[Component data from apps and pages]

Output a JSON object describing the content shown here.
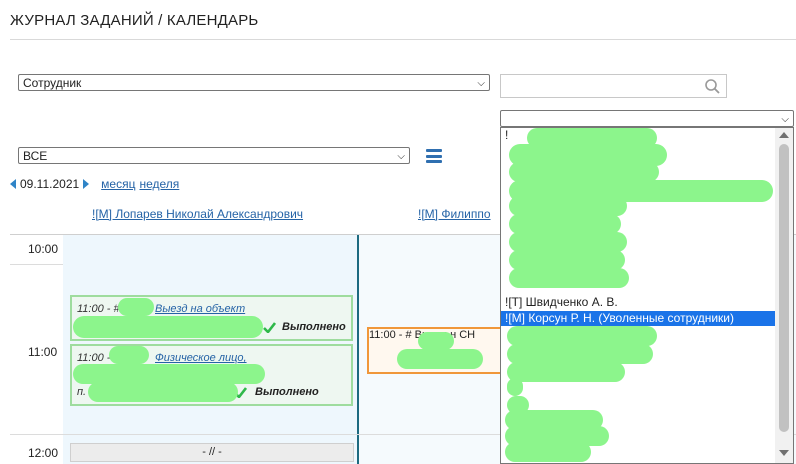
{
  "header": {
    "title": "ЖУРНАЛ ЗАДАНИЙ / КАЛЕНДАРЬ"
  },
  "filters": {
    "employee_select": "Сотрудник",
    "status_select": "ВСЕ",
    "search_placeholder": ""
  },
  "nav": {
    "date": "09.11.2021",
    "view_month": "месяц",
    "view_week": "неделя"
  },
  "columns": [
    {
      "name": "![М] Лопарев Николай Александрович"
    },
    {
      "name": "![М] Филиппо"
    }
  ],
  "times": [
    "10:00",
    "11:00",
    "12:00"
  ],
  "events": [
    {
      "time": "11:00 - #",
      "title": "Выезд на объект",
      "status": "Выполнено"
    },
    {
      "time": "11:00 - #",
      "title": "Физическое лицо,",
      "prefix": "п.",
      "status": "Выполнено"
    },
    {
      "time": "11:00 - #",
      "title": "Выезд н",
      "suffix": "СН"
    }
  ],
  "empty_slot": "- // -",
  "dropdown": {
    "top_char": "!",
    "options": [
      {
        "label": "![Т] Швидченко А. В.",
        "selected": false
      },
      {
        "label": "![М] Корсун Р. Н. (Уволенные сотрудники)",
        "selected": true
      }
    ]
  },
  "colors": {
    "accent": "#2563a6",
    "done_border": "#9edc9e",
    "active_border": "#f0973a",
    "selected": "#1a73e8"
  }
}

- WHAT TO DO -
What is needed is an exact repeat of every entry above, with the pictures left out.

- RESPONSE -
Output a JSON object describing the content shown here.
{
  "header": {
    "title": "ЖУРНАЛ ЗАДАНИЙ / КАЛЕНДАРЬ"
  },
  "filters": {
    "employee_select": "Сотрудник",
    "status_select": "ВСЕ",
    "search_placeholder": ""
  },
  "nav": {
    "date": "09.11.2021",
    "view_month": "месяц",
    "view_week": "неделя"
  },
  "columns": [
    {
      "name": "![М] Лопарев Николай Александрович"
    },
    {
      "name": "![М] Филиппо"
    }
  ],
  "times": [
    "10:00",
    "11:00",
    "12:00"
  ],
  "events": [
    {
      "time": "11:00 - #",
      "title": "Выезд на объект",
      "status": "Выполнено"
    },
    {
      "time": "11:00 - #",
      "title": "Физическое лицо,",
      "prefix": "п.",
      "status": "Выполнено"
    },
    {
      "time": "11:00 - #",
      "title": "Выезд н",
      "suffix": "СН"
    }
  ],
  "empty_slot": "- // -",
  "dropdown": {
    "top_char": "!",
    "options": [
      {
        "label": "![Т] Швидченко А. В.",
        "selected": false
      },
      {
        "label": "![М] Корсун Р. Н. (Уволенные сотрудники)",
        "selected": true
      }
    ]
  },
  "colors": {
    "accent": "#2563a6",
    "done_border": "#9edc9e",
    "active_border": "#f0973a",
    "selected": "#1a73e8"
  }
}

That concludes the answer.